Pope’s Change of Tone
To say that Pope Francis is shaking the Church’s establishment tree is to state the obvious—the birds have started flurrying and rotten fruit is falling.
It is easy to measure the progress Pope Francis is making by judging the kind of enemies he is attracting: reactionary conservatives, red-claw free marketeers, fossil fuel companies and so on. I shall limit myself to talking today about the first of these.
By reactionary conservatism I don’t refer to good people who respect tradition and think it crucial for the sake of stability and continuity, which is the majority of Catholics. I mean those who are aggressively anti-modern and seek to return to a supposed “golden past” of how things were.
The reactionary conservatives in the African Church, for instance, are rallying against what they see as the pope’s more relaxed attitude towards homosexuality, with its real and perceived implications on same-sex marriage.
I do understand the concern towards an “imposing of certain values” on people who don’t agree with them, as Cardinal John Njue of Nairobi put it last month.
It is true that the majority of Africans do not accept homosexual relationships as a naturally occurring phenomenon. The question, for me, is whether, for the good of the society, it is correct to compel them into legal neutrality on the matter, even if you don’t ask them to change their moral judgment.
I see nothing wrong with moral judgment, since it demonstrates that one lives by certain values, whether they be conservative or liberal. What I have a problem with is allowing one’s moral judgement—conservative or liberal—to be prejudicial against others who do not share these values.
Take the example of capital punishment. I personally don’t believe in it, yet I know that were a referendum to be held in our country, those in favour of it would win by a big margin. Is it correct then for our Constitution to impose these values on the majority who don’t share them? This, I believe, is the question that requires our critical reflection.
The Kenyan bishops, through the chairman of their conference, Bishop Philip Anyolo, obviously disagree with the issue of imposing liberal values on Africans who are not liberal, and are aggressively campaigning to table the matter in the coming Synod of Bishops on the Family.
It would be interesting, incidentally, to have a summary of the answers to the synod questionnaire in the Southern African pastoral region after the parish discussion reports have been collated. This would help to complement the recent survey conducted by the Jesuit Institute.
On his visit to Kenya in July, US President Barack Obama tried to throw the cat among the pigeons on the homosexual issue by calling it a civil rights issue. Kenya’s President Uhuru Kenyatta begged to differ and relegated the matter to the periphery.

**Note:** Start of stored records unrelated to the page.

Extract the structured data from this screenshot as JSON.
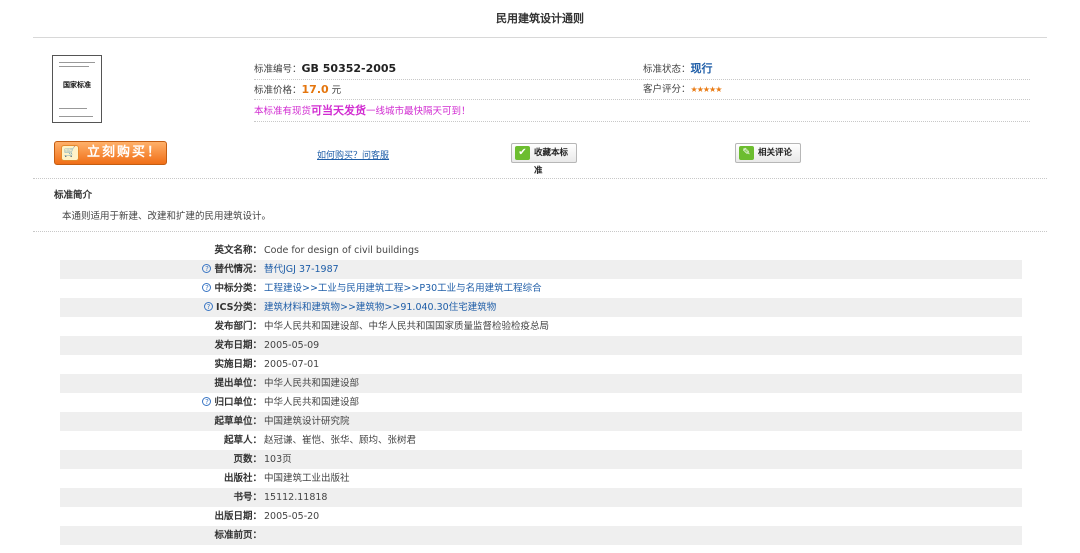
{
  "page": {
    "title": "民用建筑设计通则"
  },
  "cover": {
    "title": "国家标准"
  },
  "info": {
    "std_no_label": "标准编号：",
    "std_no": "GB 50352-2005",
    "status_label": "标准状态：",
    "status": "现行",
    "price_label": "标准价格：",
    "price": "17.0",
    "price_unit": " 元",
    "rating_label": "客户评分：",
    "rating_stars": "★★★★★",
    "shipping_pre": "本标准有现货",
    "shipping_em": "可当天发货",
    "shipping_post": "一线城市最快隔天可到！"
  },
  "actions": {
    "buy": "立刻购买！",
    "how_to_buy": "如何购买？问客服",
    "favorite": "收藏本标准",
    "review": "相关评论"
  },
  "intro": {
    "heading": "标准简介",
    "text": "本通则适用于新建、改建和扩建的民用建筑设计。"
  },
  "details": [
    {
      "label": "英文名称：",
      "value": "Code for design of civil buildings"
    },
    {
      "label": "替代情况：",
      "value": "替代JGJ 37-1987"
    },
    {
      "label": "中标分类：",
      "value": "工程建设>>工业与民用建筑工程>>P30工业与名用建筑工程综合"
    },
    {
      "label": "ICS分类：",
      "value": "建筑材料和建筑物>>建筑物>>91.040.30住宅建筑物"
    },
    {
      "label": "发布部门：",
      "value": "中华人民共和国建设部、中华人民共和国国家质量监督检验检疫总局"
    },
    {
      "label": "发布日期：",
      "value": "2005-05-09"
    },
    {
      "label": "实施日期：",
      "value": "2005-07-01"
    },
    {
      "label": "提出单位：",
      "value": "中华人民共和国建设部"
    },
    {
      "label": "归口单位：",
      "value": "中华人民共和国建设部"
    },
    {
      "label": "起草单位：",
      "value": "中国建筑设计研究院"
    },
    {
      "label": "起草人：",
      "value": "赵冠谦、崔恺、张华、顾均、张树君"
    },
    {
      "label": "页数：",
      "value": "103页"
    },
    {
      "label": "出版社：",
      "value": "中国建筑工业出版社"
    },
    {
      "label": "书号：",
      "value": "15112.11818"
    },
    {
      "label": "出版日期：",
      "value": "2005-05-20"
    },
    {
      "label": "标准前页：",
      "value": ""
    }
  ]
}
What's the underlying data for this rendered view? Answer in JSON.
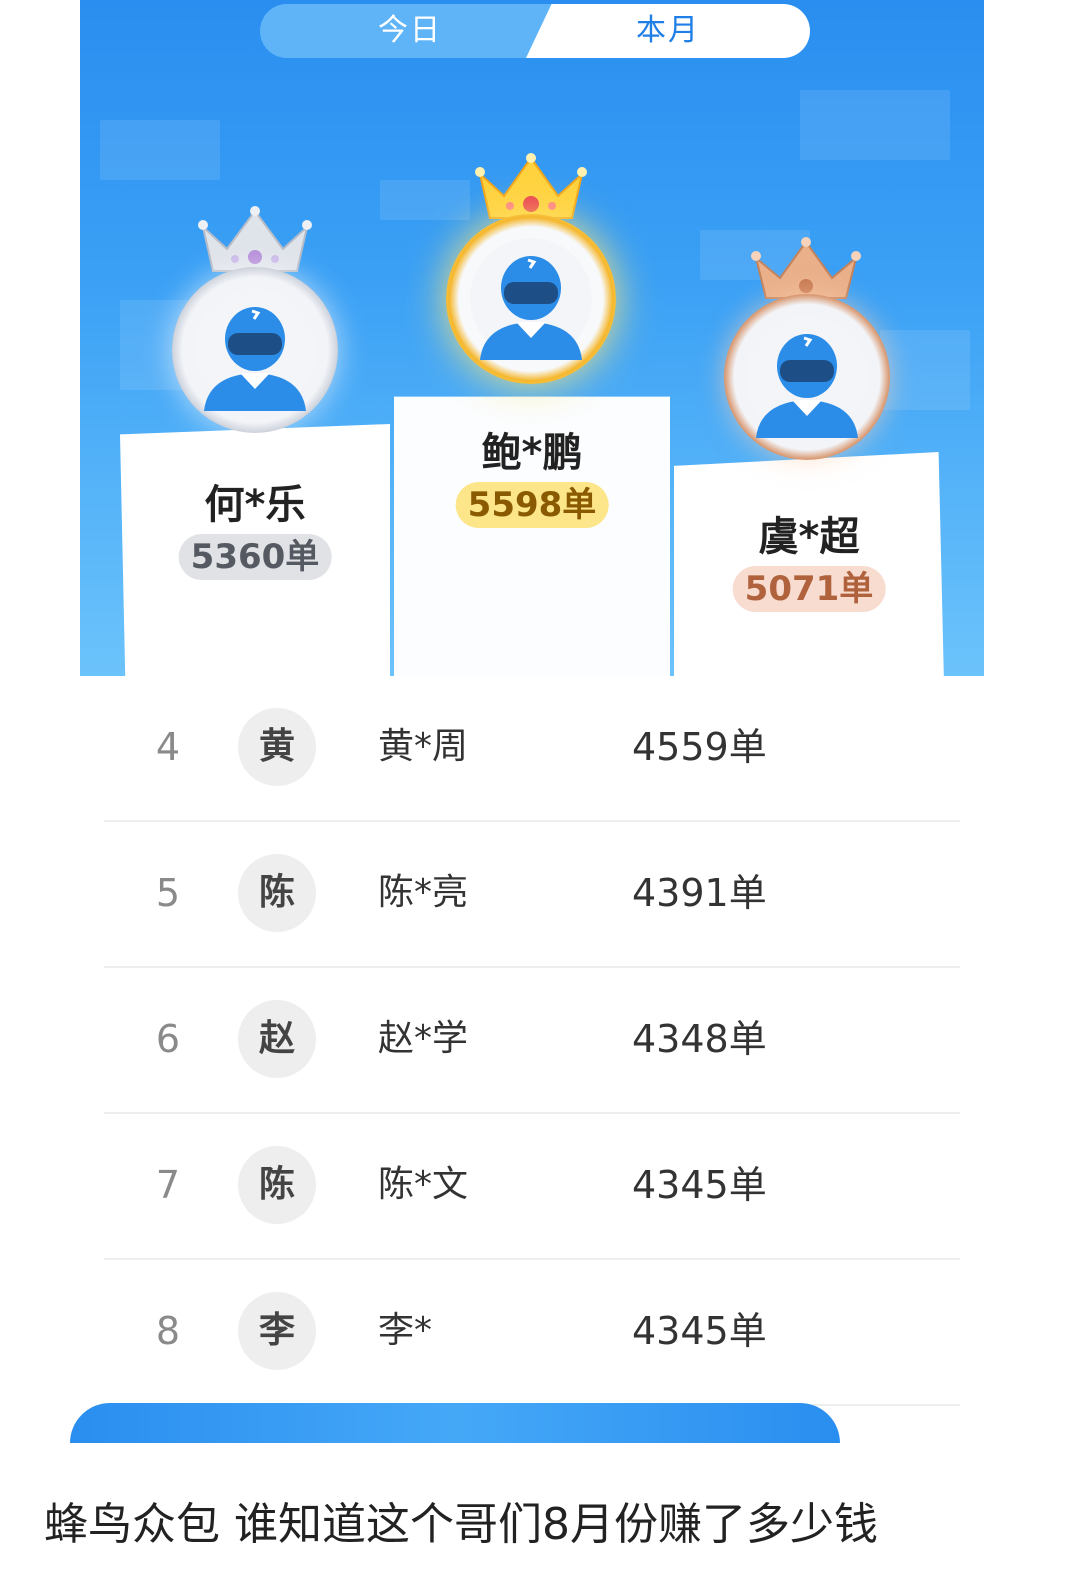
{
  "tabs": {
    "today": "今日",
    "month": "本月",
    "active": "本月"
  },
  "podium": {
    "first": {
      "name": "鲍*鹏",
      "count": "5598单"
    },
    "second": {
      "name": "何*乐",
      "count": "5360单"
    },
    "third": {
      "name": "虞*超",
      "count": "5071单"
    }
  },
  "ranking": [
    {
      "rank": "4",
      "surname": "黄",
      "name": "黄*周",
      "count": "4559单"
    },
    {
      "rank": "5",
      "surname": "陈",
      "name": "陈*亮",
      "count": "4391单"
    },
    {
      "rank": "6",
      "surname": "赵",
      "name": "赵*学",
      "count": "4348单"
    },
    {
      "rank": "7",
      "surname": "陈",
      "name": "陈*文",
      "count": "4345单"
    },
    {
      "rank": "8",
      "surname": "李",
      "name": "李*",
      "count": "4345单"
    }
  ],
  "caption": "蜂鸟众包 谁知道这个哥们8月份赚了多少钱",
  "colors": {
    "brand_blue": "#2a8ef0",
    "gold": "#f5b72c",
    "silver": "#c7ccd6",
    "bronze": "#d99a73"
  }
}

As such, homosexual activity remains a criminal act in Kenya, punishable by a maximum sentence of 15 years. I do not understand why other people’s sexual preferences should be criminalised if they are not harming another party.
There is, of course, a hypocrisy in African patriarchal culture. African patriarchy is ever so ready to treat with compassionate understanding the failures of married men to uphold the values of monogamy towards their spouse(s). Adultery is referred to, with a wink, as “one of those things”—“he’s a man, what did you expect?”.

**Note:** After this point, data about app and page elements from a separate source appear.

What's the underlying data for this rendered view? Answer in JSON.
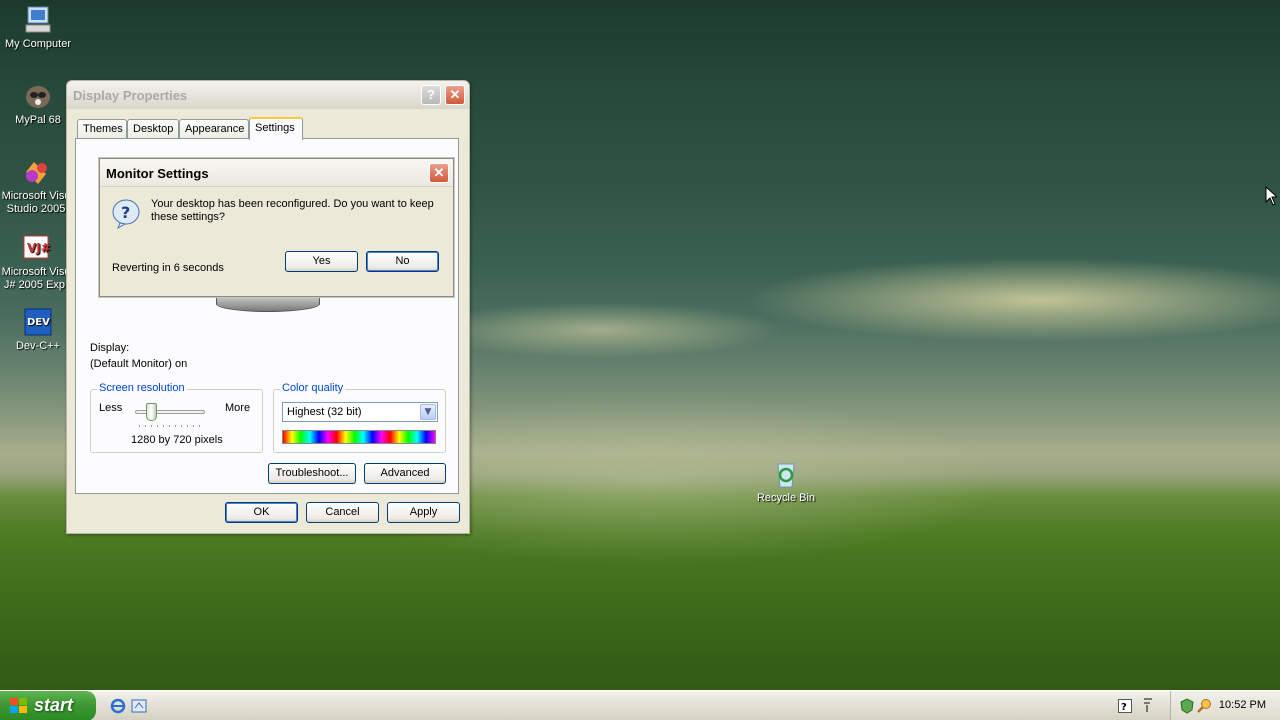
{
  "desktop": {
    "icons": [
      {
        "label": "My Computer"
      },
      {
        "label": "MyPal 68"
      },
      {
        "label_line1": "Microsoft Visu",
        "label_line2": "Studio 2005"
      },
      {
        "label_line1": "Microsoft Visu",
        "label_line2": "J# 2005 Exp."
      },
      {
        "label": "Dev-C++"
      },
      {
        "label": "Recycle Bin"
      }
    ]
  },
  "display_properties": {
    "title": "Display Properties",
    "help_glyph": "?",
    "close_glyph": "✕",
    "tabs": [
      {
        "label": "Themes"
      },
      {
        "label": "Desktop"
      },
      {
        "label": "Appearance"
      },
      {
        "label": "Settings",
        "active": true
      }
    ],
    "display_label": "Display:",
    "display_value": "(Default Monitor) on",
    "screen_resolution": {
      "legend": "Screen resolution",
      "less": "Less",
      "more": "More",
      "value": "1280 by 720 pixels"
    },
    "color_quality": {
      "legend": "Color quality",
      "selected": "Highest (32 bit)"
    },
    "buttons": {
      "troubleshoot": "Troubleshoot...",
      "advanced": "Advanced",
      "ok": "OK",
      "cancel": "Cancel",
      "apply": "Apply"
    }
  },
  "monitor_settings": {
    "title": "Monitor Settings",
    "message_line1": "Your desktop has been reconfigured.  Do you want to keep",
    "message_line2": "these settings?",
    "countdown": "Reverting in 6 seconds",
    "yes": "Yes",
    "no": "No"
  },
  "taskbar": {
    "start_label": "start",
    "clock": "10:52 PM"
  },
  "colors": {
    "accent_blue": "#0046d5",
    "start_green": "#3d9934",
    "close_red": "#d0593b"
  }
}
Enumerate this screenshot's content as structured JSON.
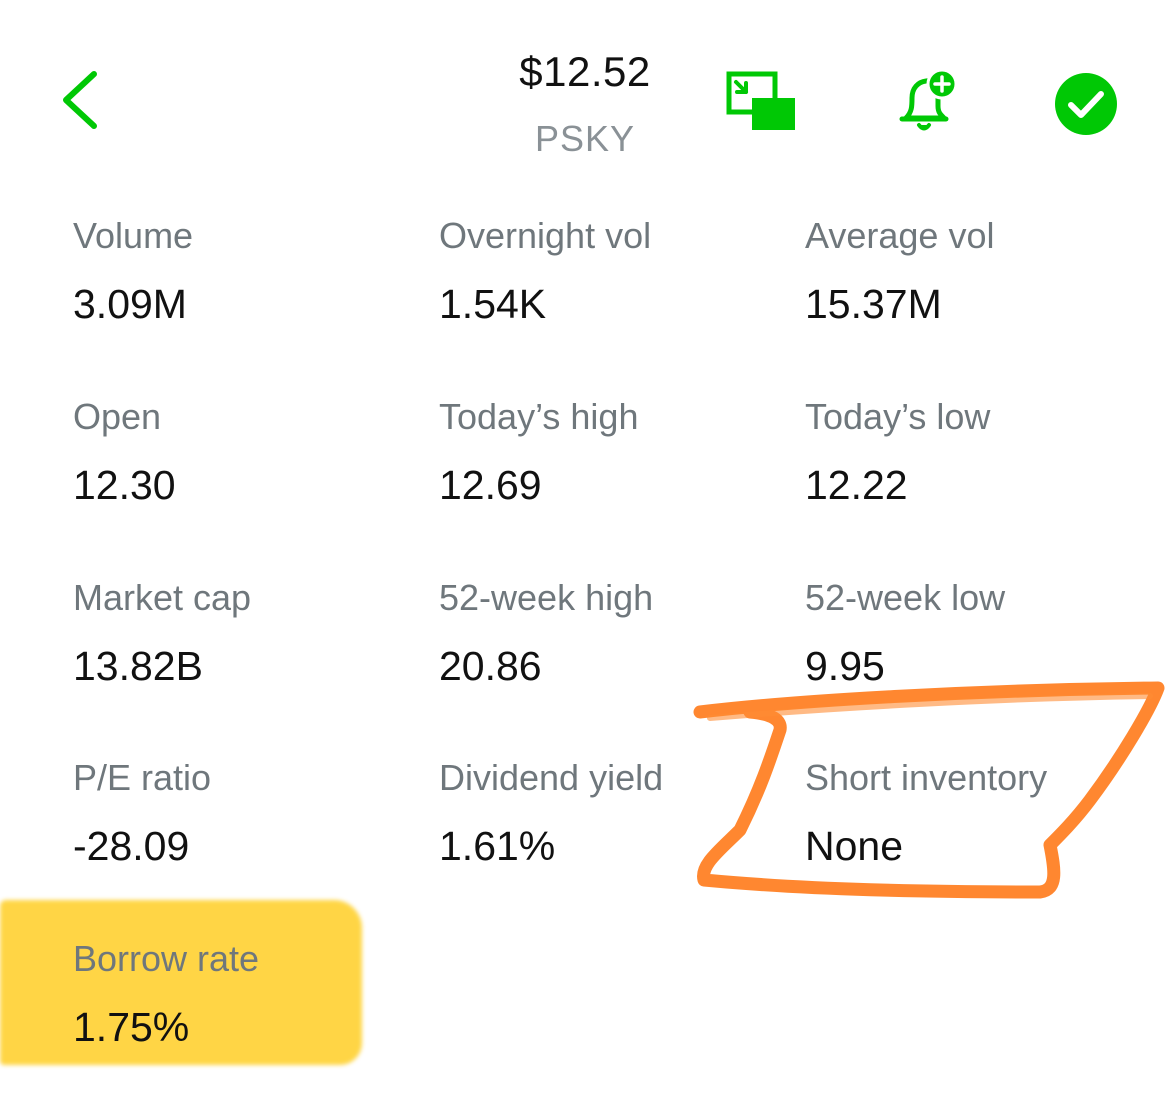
{
  "header": {
    "price": "$12.52",
    "ticker": "PSKY"
  },
  "icons": {
    "back": "chevron-left-icon",
    "pip": "picture-in-picture-icon",
    "alert": "bell-plus-icon",
    "watch": "check-circle-icon"
  },
  "colors": {
    "accent": "#00c805",
    "label": "#6f777c",
    "value": "#111111",
    "highlight": "#ffd02c",
    "scribble": "#ff7a1a"
  },
  "stats": [
    {
      "label": "Volume",
      "value": "3.09M"
    },
    {
      "label": "Overnight vol",
      "value": "1.54K"
    },
    {
      "label": "Average vol",
      "value": "15.37M"
    },
    {
      "label": "Open",
      "value": "12.30"
    },
    {
      "label": "Today’s high",
      "value": "12.69"
    },
    {
      "label": "Today’s low",
      "value": "12.22"
    },
    {
      "label": "Market cap",
      "value": "13.82B"
    },
    {
      "label": "52-week high",
      "value": "20.86"
    },
    {
      "label": "52-week low",
      "value": "9.95"
    },
    {
      "label": "P/E ratio",
      "value": "-28.09"
    },
    {
      "label": "Dividend yield",
      "value": "1.61%"
    },
    {
      "label": "Short inventory",
      "value": "None"
    },
    {
      "label": "Borrow rate",
      "value": "1.75%"
    }
  ]
}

The same applies in the Church’s patriarchy. A priest’s betrayal/failure of his promise of chastity often is treated with compassion and understanding. But the Church is harsh on those who break their marital vows, or remarried divorcees. Its tone is especially harsh on LGBT people.
This is the sort of thing Pope Francis is changing by applying the quality of mercy to the Church’s moral teachings.
Pope Francis is also flushing out the rust of reactionary conservatism that is clogging the arteries of the Church. The moral and social teachings of the Church should easily evangelise the world, without necessarily becoming of the world, when she changes her tone.
Pope Francis is the gift from the Holy Spirit to the Church. His tone is renewing not only the face of the Church, but that of the world also.
As it has been said: only 10% of conflict is due to difference of opinion — the rest is due to the tone of voice.